• [WHAT TO DO]:
Gather up every line from the entries below that uses the word "reload".

---- ENTRIES SUPPLIED

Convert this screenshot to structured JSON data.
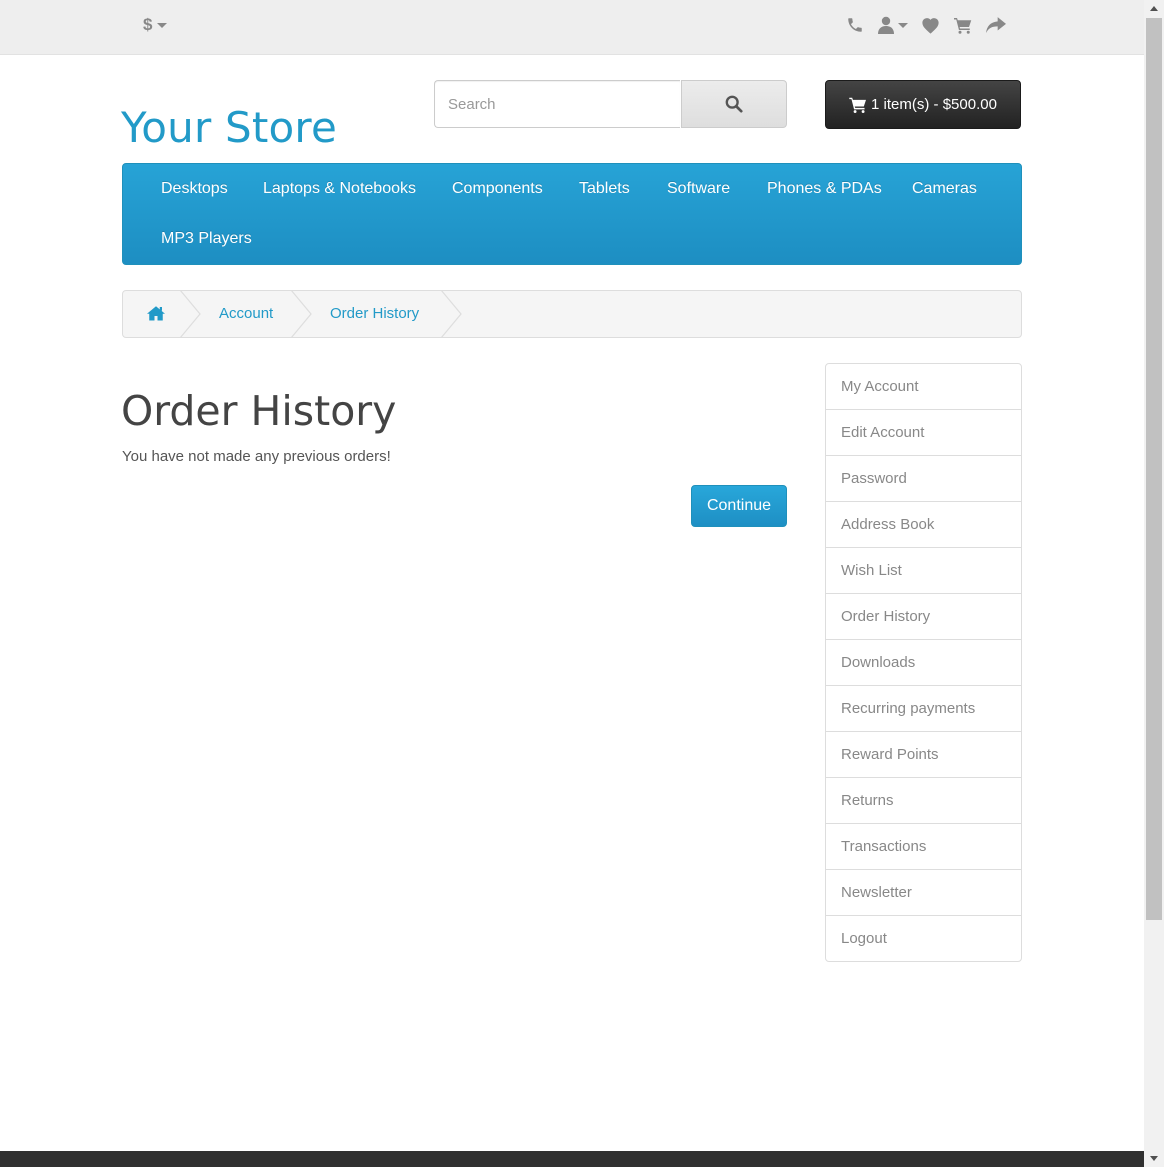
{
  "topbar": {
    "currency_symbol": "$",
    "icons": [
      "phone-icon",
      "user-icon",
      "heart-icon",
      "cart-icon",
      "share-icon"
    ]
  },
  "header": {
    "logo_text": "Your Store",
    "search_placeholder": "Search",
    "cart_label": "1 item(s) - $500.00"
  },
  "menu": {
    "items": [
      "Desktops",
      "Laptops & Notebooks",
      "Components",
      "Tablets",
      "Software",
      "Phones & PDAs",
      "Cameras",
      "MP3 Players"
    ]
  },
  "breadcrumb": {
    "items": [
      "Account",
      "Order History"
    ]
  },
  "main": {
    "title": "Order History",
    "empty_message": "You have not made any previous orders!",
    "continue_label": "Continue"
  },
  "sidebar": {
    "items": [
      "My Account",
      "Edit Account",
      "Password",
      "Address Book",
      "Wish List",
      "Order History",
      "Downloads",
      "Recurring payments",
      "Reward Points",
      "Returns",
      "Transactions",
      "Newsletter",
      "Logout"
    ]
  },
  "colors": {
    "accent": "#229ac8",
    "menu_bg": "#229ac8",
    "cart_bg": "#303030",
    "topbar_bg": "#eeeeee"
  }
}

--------
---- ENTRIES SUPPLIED

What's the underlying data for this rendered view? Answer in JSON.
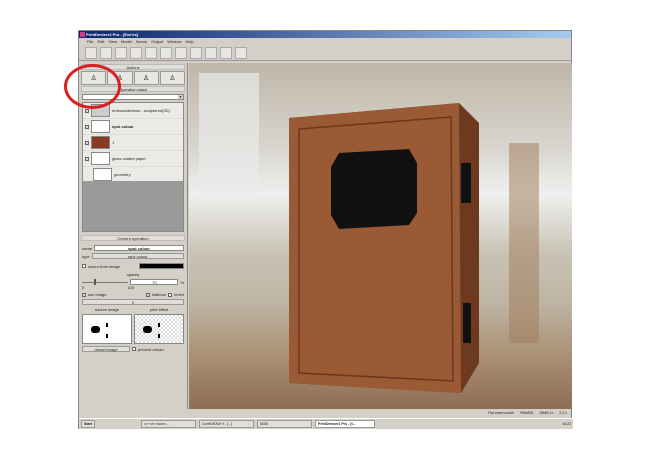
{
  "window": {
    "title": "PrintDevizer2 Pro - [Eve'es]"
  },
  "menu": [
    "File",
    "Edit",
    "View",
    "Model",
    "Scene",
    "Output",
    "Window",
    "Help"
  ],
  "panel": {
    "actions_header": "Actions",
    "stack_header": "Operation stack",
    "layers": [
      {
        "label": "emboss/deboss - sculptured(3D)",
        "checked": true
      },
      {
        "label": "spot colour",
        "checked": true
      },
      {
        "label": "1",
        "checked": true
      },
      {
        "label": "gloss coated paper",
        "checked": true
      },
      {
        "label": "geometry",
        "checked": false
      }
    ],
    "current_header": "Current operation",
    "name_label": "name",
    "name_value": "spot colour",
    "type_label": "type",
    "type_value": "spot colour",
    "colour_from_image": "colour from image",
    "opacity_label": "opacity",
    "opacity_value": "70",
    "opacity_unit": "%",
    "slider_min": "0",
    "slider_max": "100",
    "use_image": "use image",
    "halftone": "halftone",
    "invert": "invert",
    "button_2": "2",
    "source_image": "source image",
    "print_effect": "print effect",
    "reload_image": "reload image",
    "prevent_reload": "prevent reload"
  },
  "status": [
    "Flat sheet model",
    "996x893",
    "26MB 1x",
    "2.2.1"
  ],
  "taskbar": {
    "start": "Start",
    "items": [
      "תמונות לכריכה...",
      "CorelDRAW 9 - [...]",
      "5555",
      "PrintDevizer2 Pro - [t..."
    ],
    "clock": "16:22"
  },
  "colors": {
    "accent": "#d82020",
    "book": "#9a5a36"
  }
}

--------

• [ANSWER SECTION]:
    "reload_image": "reload image",
    "prevent_reload": "prevent reload"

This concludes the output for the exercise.